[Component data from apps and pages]
=== Begin Enclosure ===

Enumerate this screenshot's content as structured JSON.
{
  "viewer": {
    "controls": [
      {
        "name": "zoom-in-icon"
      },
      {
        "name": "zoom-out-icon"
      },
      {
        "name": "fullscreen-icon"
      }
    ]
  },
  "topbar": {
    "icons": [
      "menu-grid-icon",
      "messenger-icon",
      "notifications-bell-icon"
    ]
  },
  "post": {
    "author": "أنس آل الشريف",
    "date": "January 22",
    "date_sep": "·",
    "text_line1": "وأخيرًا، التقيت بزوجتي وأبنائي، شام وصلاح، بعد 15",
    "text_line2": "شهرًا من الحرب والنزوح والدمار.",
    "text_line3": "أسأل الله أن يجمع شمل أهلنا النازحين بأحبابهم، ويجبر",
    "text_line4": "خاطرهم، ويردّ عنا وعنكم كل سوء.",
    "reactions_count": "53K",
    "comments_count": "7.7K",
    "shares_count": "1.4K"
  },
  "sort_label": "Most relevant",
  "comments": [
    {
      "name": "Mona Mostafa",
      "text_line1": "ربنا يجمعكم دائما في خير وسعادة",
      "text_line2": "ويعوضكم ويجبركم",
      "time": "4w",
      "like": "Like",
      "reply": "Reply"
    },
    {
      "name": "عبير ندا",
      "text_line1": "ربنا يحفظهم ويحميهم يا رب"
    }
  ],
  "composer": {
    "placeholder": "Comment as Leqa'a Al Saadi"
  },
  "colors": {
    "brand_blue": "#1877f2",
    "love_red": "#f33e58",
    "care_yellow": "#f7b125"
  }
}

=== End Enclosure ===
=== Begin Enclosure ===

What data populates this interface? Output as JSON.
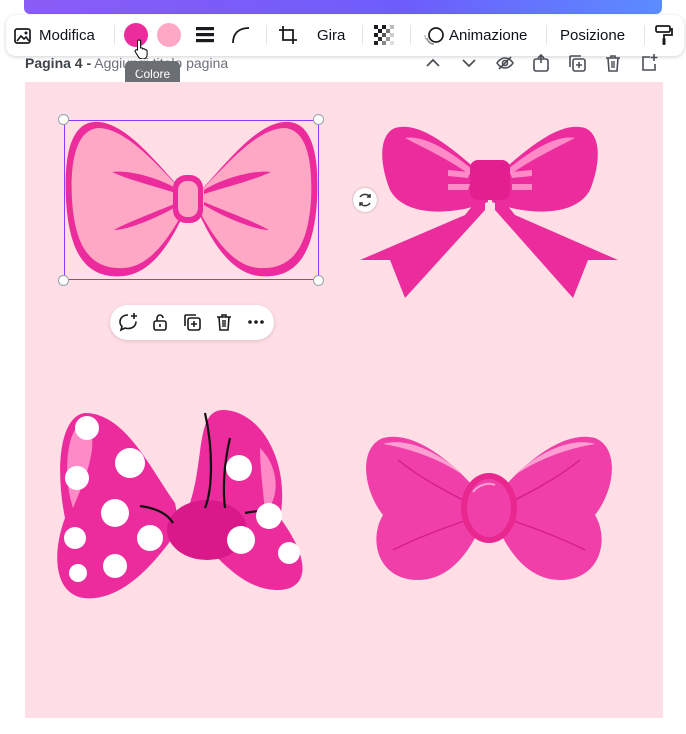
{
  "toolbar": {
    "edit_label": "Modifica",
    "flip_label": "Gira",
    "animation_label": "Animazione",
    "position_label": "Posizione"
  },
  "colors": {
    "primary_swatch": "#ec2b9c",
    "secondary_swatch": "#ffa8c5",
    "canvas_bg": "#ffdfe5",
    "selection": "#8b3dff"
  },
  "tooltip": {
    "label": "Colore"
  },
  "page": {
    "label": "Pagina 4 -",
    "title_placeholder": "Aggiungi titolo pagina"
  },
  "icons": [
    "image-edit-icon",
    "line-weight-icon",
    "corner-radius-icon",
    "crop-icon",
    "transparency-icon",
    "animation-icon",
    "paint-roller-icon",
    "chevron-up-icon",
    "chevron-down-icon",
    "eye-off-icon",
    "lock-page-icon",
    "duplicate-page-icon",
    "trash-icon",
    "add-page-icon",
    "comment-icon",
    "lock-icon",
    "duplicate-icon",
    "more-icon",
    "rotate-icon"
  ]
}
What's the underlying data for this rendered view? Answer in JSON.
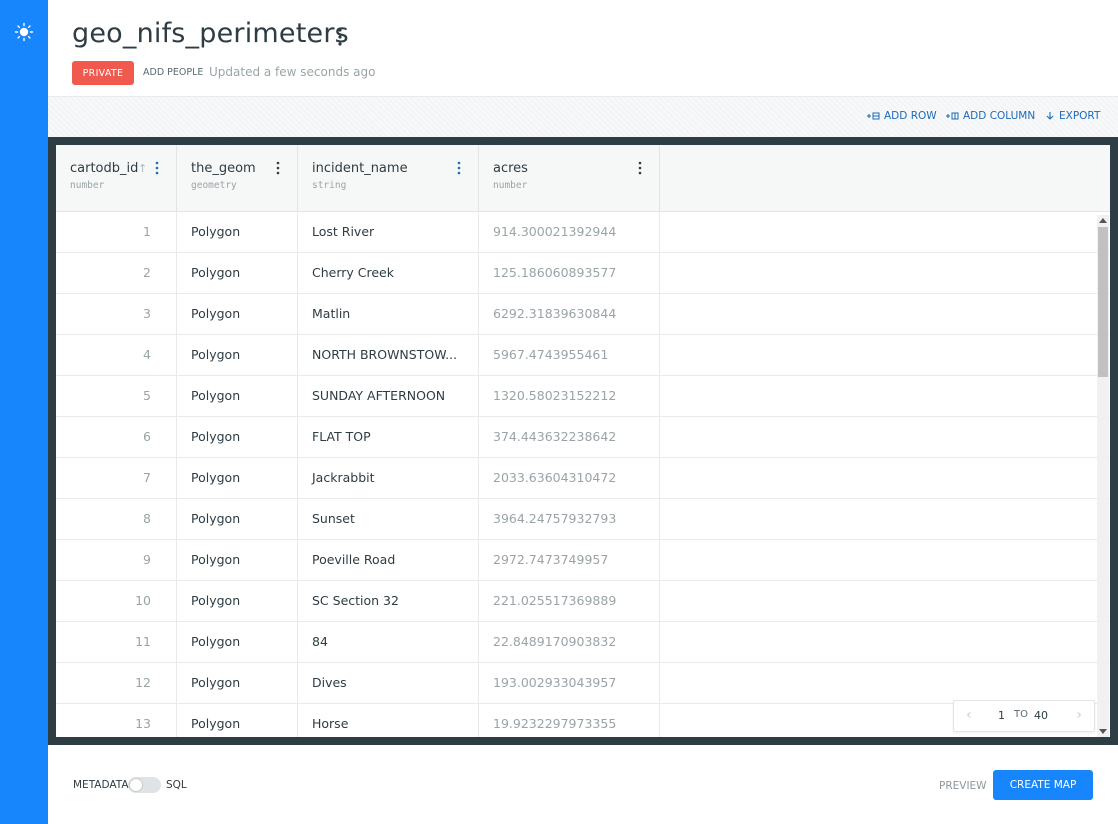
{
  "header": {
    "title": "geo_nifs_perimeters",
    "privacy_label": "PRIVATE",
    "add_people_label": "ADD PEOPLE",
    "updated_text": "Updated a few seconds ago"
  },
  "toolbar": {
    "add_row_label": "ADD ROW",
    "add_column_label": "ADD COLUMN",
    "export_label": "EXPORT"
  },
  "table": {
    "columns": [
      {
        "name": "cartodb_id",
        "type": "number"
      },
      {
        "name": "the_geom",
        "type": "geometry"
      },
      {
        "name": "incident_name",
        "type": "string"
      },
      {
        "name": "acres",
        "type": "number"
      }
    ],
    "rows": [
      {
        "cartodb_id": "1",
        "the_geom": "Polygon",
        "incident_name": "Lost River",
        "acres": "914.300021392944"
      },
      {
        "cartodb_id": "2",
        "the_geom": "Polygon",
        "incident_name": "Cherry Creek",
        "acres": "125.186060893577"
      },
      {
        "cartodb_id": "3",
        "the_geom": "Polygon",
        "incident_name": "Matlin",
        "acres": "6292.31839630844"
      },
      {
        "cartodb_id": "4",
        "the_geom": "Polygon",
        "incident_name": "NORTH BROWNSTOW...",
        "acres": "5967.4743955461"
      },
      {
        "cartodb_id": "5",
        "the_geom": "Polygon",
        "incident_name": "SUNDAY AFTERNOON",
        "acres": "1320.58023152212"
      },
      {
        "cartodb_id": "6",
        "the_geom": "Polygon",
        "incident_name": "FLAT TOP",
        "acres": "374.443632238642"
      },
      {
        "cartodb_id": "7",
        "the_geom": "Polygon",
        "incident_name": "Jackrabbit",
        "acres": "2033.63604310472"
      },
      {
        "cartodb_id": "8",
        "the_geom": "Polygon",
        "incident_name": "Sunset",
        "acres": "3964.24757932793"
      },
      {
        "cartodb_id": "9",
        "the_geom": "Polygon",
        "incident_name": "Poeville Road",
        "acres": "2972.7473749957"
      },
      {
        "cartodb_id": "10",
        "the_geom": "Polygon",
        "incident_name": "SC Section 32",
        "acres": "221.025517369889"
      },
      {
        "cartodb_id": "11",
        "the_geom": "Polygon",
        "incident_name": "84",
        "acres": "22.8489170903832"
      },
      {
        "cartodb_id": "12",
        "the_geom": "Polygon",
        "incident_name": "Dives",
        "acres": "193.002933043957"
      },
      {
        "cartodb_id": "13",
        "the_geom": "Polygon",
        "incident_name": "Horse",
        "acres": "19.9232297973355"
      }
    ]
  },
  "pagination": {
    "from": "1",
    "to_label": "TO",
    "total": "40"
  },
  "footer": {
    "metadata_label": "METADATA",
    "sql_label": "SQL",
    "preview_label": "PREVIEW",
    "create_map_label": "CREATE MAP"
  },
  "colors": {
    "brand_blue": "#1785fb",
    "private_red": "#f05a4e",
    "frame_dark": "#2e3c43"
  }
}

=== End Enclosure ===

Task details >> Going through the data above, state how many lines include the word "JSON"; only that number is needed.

Result >> 3